**Goal of the exercise:** Say how many lines of the data contain "Export", and nothing more.

•••

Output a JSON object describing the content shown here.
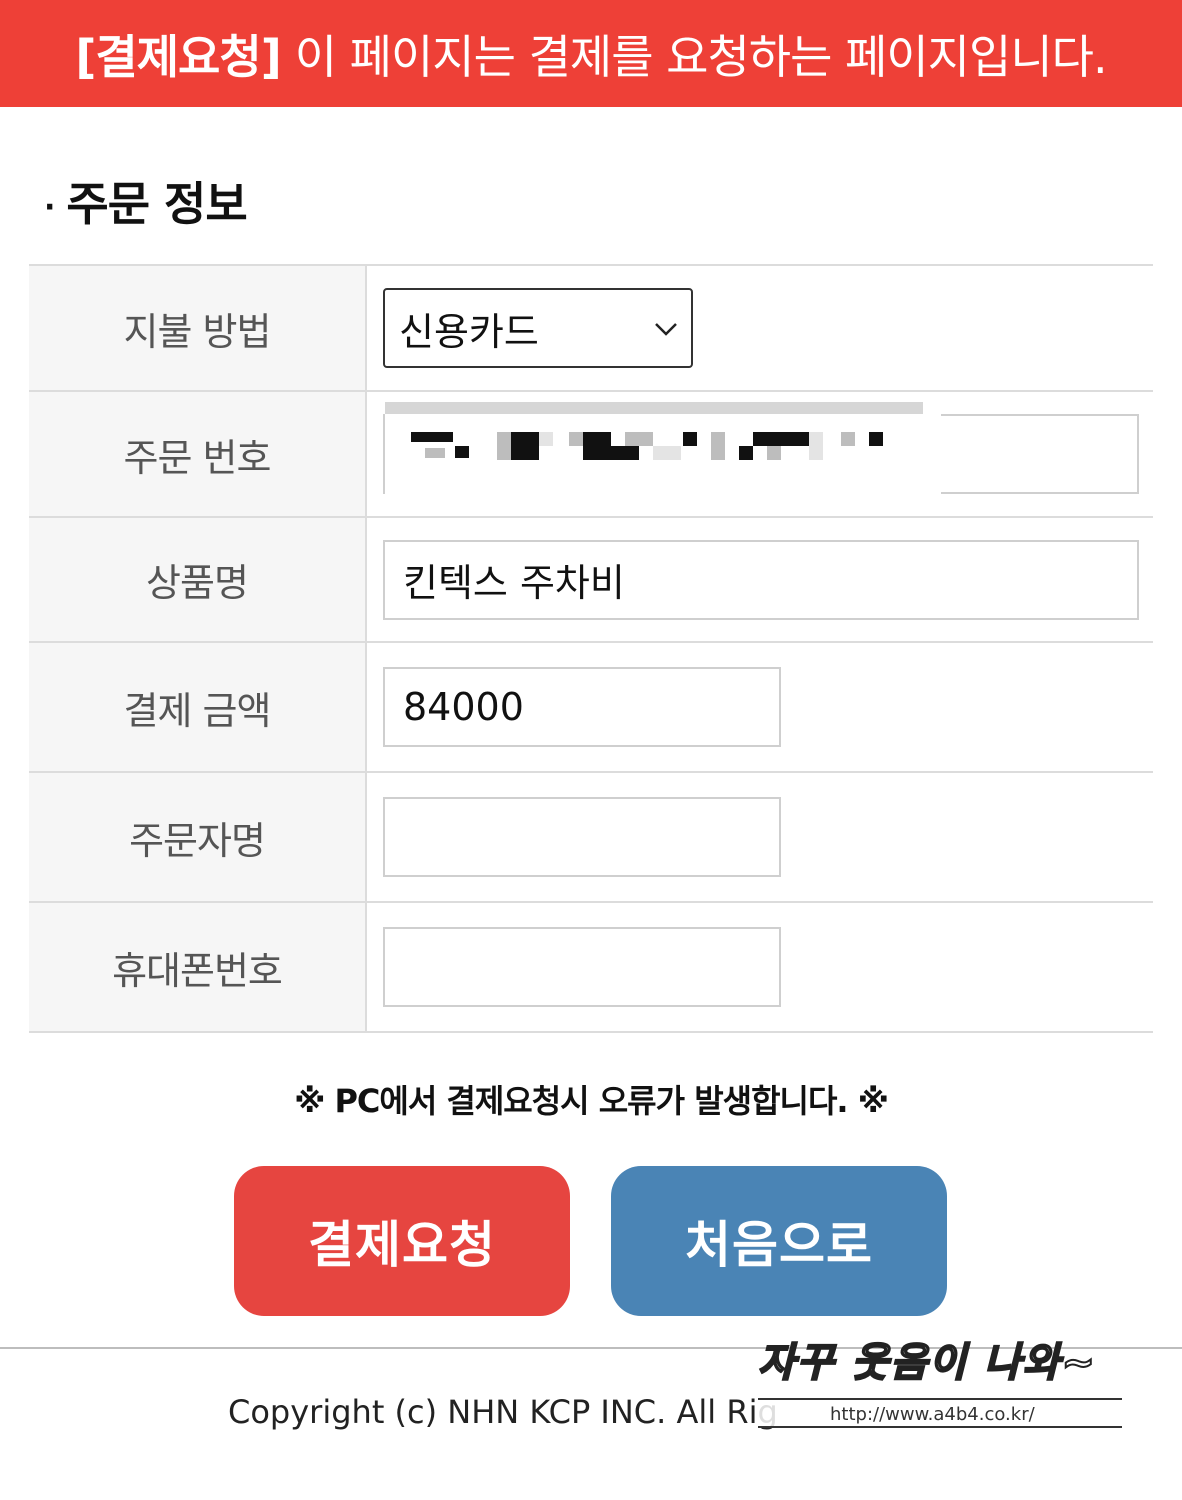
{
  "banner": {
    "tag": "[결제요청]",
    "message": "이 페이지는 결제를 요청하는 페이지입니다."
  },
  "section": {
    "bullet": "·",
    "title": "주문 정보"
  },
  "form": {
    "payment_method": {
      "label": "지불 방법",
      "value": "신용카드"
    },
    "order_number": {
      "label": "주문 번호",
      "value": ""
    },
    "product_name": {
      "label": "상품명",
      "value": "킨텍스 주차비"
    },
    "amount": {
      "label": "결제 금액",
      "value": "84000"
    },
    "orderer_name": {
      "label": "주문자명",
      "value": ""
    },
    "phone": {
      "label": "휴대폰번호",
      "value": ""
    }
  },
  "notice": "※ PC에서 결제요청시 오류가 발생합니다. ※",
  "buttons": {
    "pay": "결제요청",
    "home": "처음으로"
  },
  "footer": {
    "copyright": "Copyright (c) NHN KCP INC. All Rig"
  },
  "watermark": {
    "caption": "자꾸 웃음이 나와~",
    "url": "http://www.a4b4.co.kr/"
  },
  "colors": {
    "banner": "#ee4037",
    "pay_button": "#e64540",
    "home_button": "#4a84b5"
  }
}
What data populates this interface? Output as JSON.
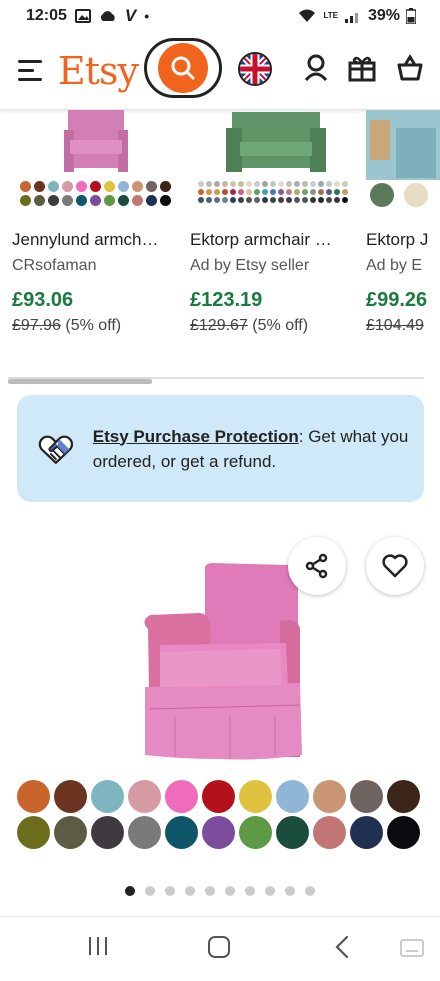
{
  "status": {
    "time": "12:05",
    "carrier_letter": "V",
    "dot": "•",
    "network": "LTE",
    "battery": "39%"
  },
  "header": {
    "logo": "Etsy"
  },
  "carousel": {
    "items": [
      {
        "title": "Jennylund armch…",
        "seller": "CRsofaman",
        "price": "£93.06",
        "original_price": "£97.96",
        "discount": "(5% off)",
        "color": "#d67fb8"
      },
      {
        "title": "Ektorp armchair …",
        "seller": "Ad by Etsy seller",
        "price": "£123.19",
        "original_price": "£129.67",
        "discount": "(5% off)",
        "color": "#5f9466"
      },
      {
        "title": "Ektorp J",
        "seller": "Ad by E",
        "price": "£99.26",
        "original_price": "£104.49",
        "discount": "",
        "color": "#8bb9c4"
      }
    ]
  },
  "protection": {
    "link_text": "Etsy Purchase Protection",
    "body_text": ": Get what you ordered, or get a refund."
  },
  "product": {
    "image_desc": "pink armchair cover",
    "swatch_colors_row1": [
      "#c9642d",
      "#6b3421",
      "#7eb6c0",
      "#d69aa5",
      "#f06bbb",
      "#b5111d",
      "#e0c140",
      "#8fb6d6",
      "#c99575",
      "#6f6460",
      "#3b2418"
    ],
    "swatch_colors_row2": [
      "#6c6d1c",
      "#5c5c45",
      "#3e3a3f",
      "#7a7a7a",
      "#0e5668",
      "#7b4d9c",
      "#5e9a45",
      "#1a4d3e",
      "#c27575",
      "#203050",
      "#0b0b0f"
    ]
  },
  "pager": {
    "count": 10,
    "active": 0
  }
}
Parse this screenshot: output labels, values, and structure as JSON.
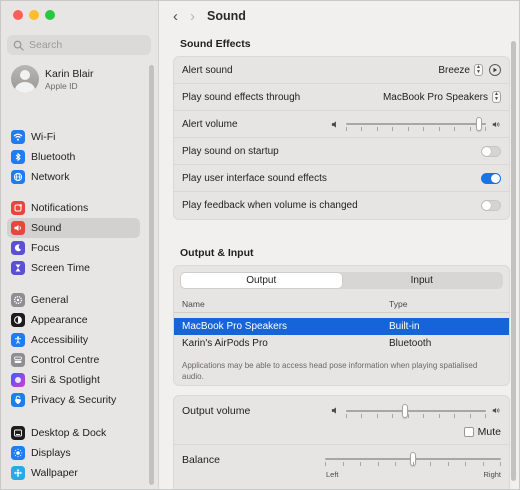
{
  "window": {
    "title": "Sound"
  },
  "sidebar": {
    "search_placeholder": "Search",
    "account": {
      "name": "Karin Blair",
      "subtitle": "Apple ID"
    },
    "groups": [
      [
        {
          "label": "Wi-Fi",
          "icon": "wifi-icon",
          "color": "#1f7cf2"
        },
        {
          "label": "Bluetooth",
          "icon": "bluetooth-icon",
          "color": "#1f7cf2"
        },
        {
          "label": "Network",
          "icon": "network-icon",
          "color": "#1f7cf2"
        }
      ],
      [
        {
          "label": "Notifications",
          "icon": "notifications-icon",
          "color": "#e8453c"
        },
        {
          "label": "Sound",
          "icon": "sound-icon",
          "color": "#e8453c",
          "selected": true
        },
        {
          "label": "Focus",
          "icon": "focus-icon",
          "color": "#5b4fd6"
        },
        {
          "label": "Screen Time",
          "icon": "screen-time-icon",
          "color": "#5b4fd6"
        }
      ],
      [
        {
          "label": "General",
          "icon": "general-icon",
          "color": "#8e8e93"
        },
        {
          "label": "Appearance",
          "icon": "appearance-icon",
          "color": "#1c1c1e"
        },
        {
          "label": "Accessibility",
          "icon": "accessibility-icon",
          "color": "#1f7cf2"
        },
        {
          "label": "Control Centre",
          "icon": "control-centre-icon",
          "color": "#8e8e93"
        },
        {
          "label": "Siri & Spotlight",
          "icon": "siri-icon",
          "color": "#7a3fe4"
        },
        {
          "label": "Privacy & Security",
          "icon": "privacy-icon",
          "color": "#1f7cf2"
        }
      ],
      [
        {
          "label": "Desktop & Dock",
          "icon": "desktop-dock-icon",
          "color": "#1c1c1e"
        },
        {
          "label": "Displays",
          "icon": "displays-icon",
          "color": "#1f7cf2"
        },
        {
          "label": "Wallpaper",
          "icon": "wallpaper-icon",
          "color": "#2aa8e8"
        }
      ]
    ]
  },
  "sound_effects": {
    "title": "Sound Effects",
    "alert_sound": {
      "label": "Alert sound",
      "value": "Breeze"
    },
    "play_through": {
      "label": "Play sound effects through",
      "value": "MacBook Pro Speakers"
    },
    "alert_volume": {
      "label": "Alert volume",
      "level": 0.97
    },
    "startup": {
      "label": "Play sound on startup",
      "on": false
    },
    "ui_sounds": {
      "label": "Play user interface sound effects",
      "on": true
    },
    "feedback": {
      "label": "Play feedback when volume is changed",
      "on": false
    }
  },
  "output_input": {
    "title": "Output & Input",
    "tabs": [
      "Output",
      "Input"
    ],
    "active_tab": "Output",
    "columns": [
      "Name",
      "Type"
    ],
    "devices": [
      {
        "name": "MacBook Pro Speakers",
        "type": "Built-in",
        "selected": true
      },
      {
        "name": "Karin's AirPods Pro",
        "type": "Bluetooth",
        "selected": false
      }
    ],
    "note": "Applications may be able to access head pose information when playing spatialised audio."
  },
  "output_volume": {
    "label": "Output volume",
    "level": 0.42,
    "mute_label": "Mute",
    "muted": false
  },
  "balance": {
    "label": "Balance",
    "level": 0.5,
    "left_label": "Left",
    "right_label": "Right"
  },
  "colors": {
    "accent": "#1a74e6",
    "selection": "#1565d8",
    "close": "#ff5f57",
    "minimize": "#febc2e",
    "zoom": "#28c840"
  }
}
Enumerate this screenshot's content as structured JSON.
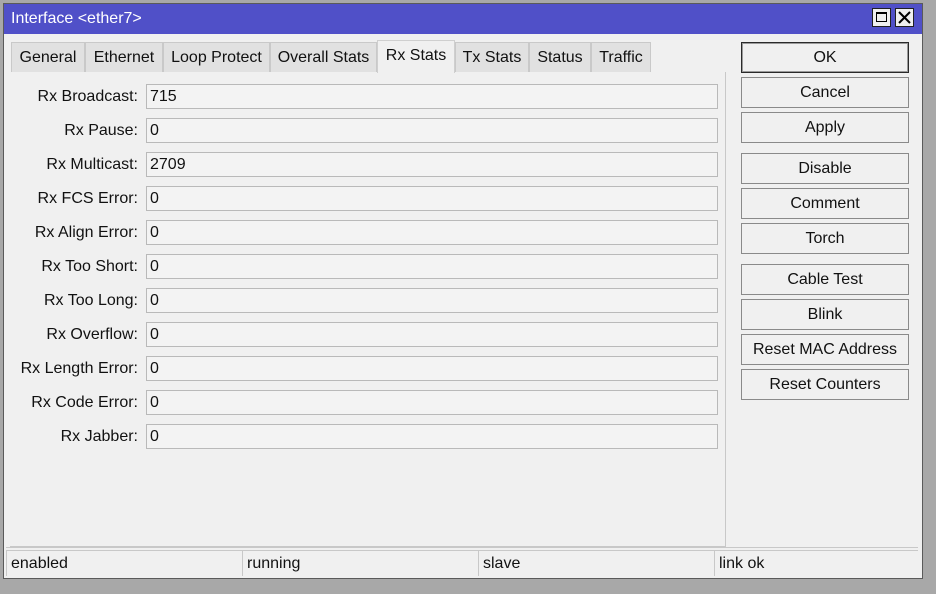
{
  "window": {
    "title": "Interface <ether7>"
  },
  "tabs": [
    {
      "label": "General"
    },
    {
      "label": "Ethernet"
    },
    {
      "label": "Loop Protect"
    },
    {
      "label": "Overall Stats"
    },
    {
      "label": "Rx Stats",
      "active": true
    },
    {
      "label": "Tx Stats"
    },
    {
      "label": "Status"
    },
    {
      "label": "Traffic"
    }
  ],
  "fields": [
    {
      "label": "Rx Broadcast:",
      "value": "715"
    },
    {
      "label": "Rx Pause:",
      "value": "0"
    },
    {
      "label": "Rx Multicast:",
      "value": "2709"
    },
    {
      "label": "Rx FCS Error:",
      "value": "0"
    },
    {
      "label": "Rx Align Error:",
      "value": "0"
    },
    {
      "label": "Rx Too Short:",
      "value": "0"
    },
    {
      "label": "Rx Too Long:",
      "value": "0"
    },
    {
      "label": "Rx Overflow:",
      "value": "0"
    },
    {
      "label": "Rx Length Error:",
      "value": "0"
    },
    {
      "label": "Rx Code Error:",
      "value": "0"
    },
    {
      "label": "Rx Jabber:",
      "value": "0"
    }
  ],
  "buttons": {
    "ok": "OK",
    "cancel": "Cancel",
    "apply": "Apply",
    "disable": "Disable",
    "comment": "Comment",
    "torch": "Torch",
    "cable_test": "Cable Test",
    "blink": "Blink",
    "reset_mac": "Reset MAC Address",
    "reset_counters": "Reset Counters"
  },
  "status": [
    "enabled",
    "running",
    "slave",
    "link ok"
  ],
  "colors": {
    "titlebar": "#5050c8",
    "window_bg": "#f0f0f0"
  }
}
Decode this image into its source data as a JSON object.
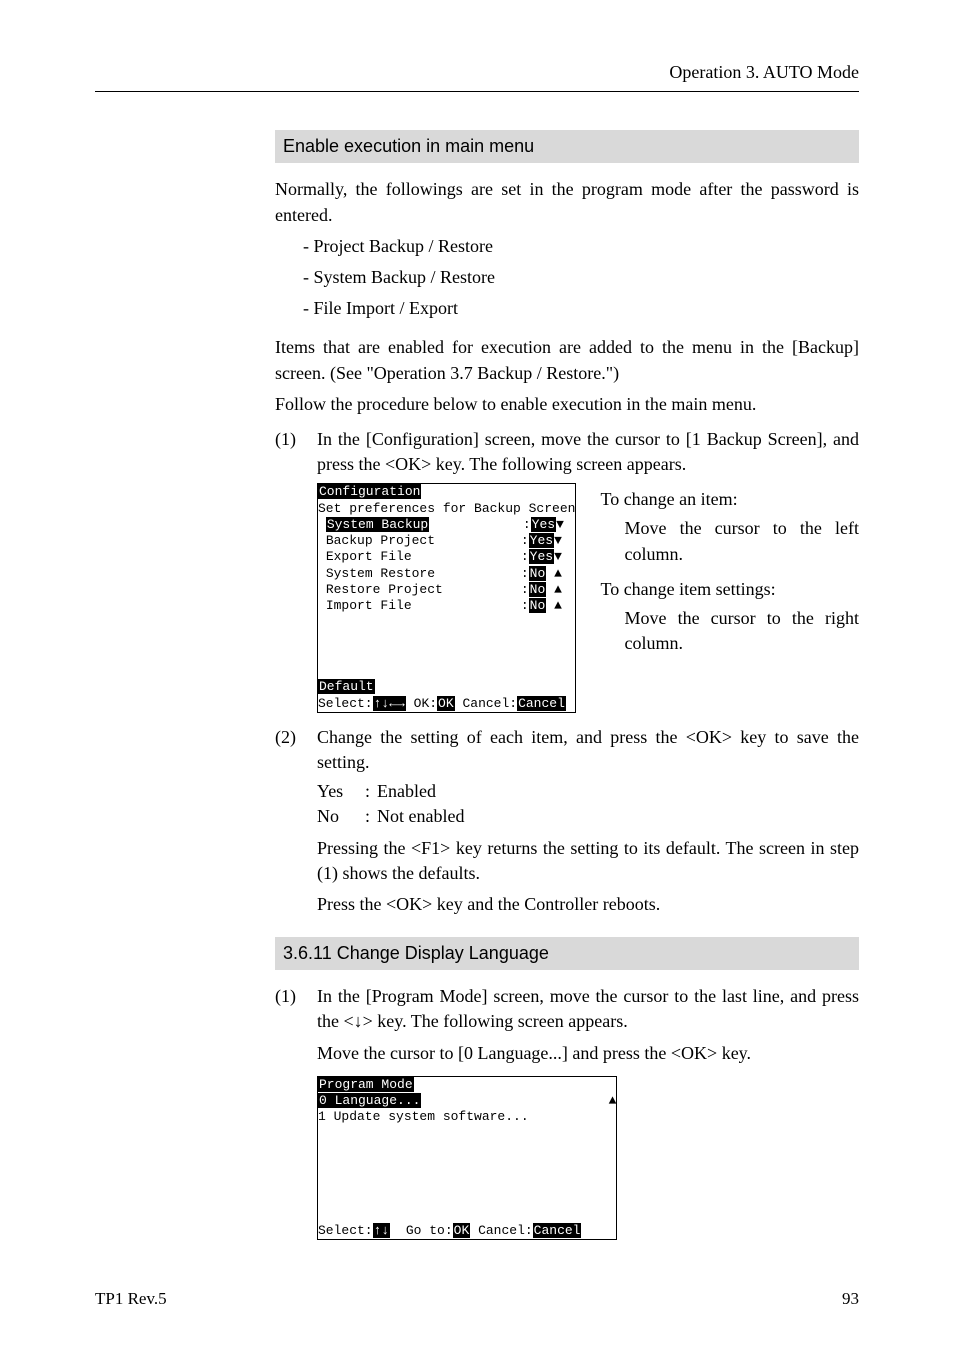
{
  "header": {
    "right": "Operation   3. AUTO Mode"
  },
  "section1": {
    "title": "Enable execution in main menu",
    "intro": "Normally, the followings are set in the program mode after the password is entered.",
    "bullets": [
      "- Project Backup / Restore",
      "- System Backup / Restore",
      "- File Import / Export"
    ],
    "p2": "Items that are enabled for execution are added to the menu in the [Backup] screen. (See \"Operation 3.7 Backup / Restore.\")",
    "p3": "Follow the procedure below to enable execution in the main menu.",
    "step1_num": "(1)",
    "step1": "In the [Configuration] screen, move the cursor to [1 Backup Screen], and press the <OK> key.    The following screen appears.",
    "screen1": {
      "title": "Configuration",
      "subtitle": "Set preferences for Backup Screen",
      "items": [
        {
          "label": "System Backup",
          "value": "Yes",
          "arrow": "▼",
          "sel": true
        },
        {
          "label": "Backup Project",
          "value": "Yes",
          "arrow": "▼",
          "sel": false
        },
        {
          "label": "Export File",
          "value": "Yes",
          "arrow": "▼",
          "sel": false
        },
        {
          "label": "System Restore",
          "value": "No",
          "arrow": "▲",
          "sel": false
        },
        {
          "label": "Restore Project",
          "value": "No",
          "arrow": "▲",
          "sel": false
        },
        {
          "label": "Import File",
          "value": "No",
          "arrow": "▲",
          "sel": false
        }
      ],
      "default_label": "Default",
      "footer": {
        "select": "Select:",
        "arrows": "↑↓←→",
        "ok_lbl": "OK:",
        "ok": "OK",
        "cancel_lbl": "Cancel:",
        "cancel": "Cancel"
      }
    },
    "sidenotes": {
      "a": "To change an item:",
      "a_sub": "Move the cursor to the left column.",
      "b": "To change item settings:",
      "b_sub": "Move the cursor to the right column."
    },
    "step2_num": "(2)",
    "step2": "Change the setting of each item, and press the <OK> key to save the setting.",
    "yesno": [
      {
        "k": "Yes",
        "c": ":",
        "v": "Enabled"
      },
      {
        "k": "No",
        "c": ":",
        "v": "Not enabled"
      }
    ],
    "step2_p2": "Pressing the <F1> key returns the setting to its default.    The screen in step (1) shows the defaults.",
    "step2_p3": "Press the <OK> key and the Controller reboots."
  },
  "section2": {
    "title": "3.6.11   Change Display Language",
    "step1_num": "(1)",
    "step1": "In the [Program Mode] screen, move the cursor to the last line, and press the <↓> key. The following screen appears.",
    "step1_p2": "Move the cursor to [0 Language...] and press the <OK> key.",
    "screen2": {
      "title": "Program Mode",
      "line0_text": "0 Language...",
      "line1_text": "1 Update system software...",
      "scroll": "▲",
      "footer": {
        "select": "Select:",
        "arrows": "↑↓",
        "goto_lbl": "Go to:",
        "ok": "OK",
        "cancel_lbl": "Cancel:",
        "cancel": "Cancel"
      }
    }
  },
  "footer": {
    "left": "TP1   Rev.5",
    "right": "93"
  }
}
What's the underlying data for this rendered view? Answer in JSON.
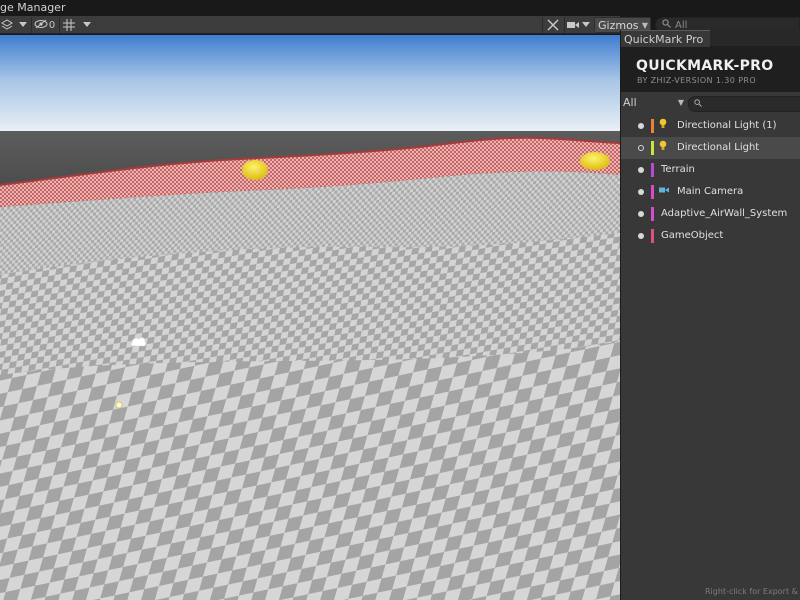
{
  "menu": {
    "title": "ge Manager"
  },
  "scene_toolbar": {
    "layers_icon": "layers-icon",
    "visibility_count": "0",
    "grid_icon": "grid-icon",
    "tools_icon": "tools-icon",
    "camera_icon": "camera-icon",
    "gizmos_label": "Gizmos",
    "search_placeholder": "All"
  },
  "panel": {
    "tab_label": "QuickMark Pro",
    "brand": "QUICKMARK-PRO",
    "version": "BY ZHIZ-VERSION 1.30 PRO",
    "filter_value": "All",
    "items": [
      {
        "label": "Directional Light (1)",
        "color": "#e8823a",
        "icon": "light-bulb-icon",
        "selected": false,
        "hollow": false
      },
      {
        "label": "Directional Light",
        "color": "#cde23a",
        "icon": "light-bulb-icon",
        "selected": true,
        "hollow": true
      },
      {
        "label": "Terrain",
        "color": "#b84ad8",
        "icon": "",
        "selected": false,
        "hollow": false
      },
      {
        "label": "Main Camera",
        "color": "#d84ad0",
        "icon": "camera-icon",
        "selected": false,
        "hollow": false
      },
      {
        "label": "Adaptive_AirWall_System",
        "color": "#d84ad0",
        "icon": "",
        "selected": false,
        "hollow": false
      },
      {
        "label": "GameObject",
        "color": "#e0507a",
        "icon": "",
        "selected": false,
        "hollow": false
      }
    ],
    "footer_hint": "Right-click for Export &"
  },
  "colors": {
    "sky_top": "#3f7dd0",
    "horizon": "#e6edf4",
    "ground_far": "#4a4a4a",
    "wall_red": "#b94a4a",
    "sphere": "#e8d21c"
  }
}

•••

**Response to the task:** 3